“We were asked to come in to create a safe place for people — the gay and lesbian community — to come together and worship,” he said, explaining that the Sunshine Cathedral, with 147 active members organized into four branches around the island, is now an affiliate of his home denomination, the Metropolitan Community Churches. This gay-friendly church, founded in Los Angeles in 1968 by an enterprising Pentecostal minister in response to being defrocked for being gay, today serves as a focal point for congregations emerging around the world.

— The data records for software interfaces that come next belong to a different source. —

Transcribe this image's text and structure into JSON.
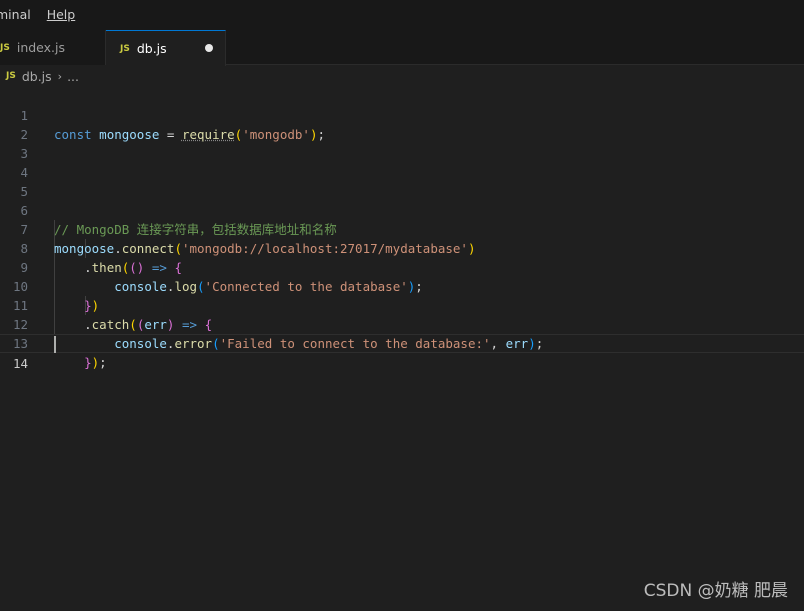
{
  "menu": {
    "items": [
      {
        "label": "minal"
      },
      {
        "label": "Help",
        "underline": "H"
      }
    ]
  },
  "tabs": [
    {
      "icon": "JS",
      "label": "index.js",
      "active": false
    },
    {
      "icon": "JS",
      "label": "db.js",
      "active": true,
      "dirty": true
    }
  ],
  "breadcrumb": {
    "icon": "JS",
    "file": "db.js",
    "separator": "›",
    "more": "..."
  },
  "editor": {
    "current_line": 14,
    "lines": [
      {
        "n": "1"
      },
      {
        "n": "2"
      },
      {
        "n": "3"
      },
      {
        "n": "4"
      },
      {
        "n": "5"
      },
      {
        "n": "6"
      },
      {
        "n": "7"
      },
      {
        "n": "8"
      },
      {
        "n": "9"
      },
      {
        "n": "10"
      },
      {
        "n": "11"
      },
      {
        "n": "12"
      },
      {
        "n": "13"
      },
      {
        "n": "14"
      }
    ],
    "tokens": {
      "l1": {
        "kw": "const",
        "var": "mongoose",
        "op": "=",
        "fn": "require",
        "str": "'mongodb'",
        "end": ";"
      },
      "l6": {
        "comment": "// MongoDB 连接字符串，包括数据库地址和名称"
      },
      "l7": {
        "var": "mongoose",
        "fn": "connect",
        "str": "'mongodb://localhost:27017/mydatabase'"
      },
      "l8": {
        "fn": "then",
        "arrow": "=>"
      },
      "l9": {
        "var": "console",
        "fn": "log",
        "str": "'Connected to the database'"
      },
      "l11": {
        "fn": "catch",
        "param": "err",
        "arrow": "=>"
      },
      "l12": {
        "var": "console",
        "fn": "error",
        "str": "'Failed to connect to the database:'",
        "param": "err"
      }
    }
  },
  "watermark": "CSDN @奶糖 肥晨"
}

“We have to operate underground because of the hostility towards the gay and lesbian community here in Jamaica,” said Griffin, explaining that the location of this meeting is a closely held secret and that every service is arranged through word of mouth. “If it was known publicly where this congregation meets, I’m pretty sure there would be some type of violence toward the congregation.” Jamaica is a hostile place for gay men and women and homophobia is woven into the everyday fabric of society. To travel around Jamaica in a long-distance taxi or commuter vans is to be continuously assaulted by the throbbing lyrics of popular dancehall DJs calling for the killing of "battymen," as gay men are known here. Anti-gay attitudes are also embedded into the nation’s criminal codes and anyone convicted of the “abominable crime of buggery,” as anal sex is defined, can be sentenced to up to 10 years of hard labor. And while firm statistics detailing anti-gay assaults, beatings and murders are difficult to find — mostly because the police are as likely to harass a victim of a gay assault as they are to help — it seems that almost every member of Jamaica’s gay community that I encountered had at least one, if not several, personal horror stories to relate.
In just one packed afternoon, I met one woman who was shot several times by a gunman who shouted out “de lesbian fi dead” (the lesbian must die), as he pulled the trigger. One man told me his best friend was murdered, chopped into pieces with a machete, and had the skin flayed from his face; he then went on to relate how another gay friend was locked up in his parent’s house by a group of gunmen who then set the building on fire and burned him alive.
Then there was another congregant whose features appeared in video shot at a gay birthday party that became a black-market best seller after a copy was stolen and then released on the streets. He’s had to abandon his home twice, in two different cities, after neighbors saw the video, recognized him and made plans to kill him. And he’s one of the lucky ones, the man says, since he’s lived to tell the tale — unlike four other gay men he knows who had the misfortune to appeared in the video and were later hunted down and murdered.